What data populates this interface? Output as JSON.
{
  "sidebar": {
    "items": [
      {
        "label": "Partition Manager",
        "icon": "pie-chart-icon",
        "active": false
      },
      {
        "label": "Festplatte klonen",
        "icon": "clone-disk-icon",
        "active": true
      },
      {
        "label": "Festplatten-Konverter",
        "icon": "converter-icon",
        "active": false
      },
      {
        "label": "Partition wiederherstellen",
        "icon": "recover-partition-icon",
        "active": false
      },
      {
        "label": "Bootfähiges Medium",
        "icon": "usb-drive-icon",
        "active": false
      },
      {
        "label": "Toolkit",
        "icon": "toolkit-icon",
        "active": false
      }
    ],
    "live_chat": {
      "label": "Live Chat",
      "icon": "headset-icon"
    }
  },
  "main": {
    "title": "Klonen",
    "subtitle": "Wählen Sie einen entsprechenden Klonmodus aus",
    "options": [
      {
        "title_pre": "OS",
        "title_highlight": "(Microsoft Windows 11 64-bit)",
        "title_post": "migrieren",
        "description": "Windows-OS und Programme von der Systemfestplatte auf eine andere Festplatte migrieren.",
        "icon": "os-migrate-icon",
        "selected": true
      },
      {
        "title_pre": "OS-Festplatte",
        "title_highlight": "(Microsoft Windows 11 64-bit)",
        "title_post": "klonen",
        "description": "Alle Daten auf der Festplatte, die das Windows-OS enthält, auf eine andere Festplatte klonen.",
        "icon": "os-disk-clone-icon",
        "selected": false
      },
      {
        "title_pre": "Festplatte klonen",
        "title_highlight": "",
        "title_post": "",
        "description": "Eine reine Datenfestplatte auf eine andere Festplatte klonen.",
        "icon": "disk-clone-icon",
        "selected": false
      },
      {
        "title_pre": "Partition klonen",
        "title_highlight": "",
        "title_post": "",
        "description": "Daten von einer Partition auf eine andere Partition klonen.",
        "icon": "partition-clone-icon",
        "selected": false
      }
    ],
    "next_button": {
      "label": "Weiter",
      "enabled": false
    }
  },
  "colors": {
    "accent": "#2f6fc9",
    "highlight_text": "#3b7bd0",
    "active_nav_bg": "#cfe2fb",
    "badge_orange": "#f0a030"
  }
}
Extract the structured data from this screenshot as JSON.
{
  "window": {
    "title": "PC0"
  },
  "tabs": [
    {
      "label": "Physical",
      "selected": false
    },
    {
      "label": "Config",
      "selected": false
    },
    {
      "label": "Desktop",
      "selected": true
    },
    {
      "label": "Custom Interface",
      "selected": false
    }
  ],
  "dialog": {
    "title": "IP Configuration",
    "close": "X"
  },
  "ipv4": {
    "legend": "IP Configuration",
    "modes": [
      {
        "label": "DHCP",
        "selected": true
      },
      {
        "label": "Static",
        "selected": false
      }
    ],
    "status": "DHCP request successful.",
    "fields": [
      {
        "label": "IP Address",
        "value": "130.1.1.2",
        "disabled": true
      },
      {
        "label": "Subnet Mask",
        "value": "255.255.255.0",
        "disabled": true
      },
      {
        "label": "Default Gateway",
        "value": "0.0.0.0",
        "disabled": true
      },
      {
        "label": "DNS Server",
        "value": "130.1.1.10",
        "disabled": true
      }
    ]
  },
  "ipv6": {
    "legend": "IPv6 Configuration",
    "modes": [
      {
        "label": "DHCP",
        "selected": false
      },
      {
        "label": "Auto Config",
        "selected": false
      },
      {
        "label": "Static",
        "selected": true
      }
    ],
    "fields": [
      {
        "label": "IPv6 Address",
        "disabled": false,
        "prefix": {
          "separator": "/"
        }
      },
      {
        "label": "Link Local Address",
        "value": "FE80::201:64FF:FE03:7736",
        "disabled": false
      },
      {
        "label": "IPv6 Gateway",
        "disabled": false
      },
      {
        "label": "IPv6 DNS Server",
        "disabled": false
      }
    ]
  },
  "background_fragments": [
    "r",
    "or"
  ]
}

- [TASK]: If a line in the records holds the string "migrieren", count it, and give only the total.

- [RESPONSE BELOW]: 2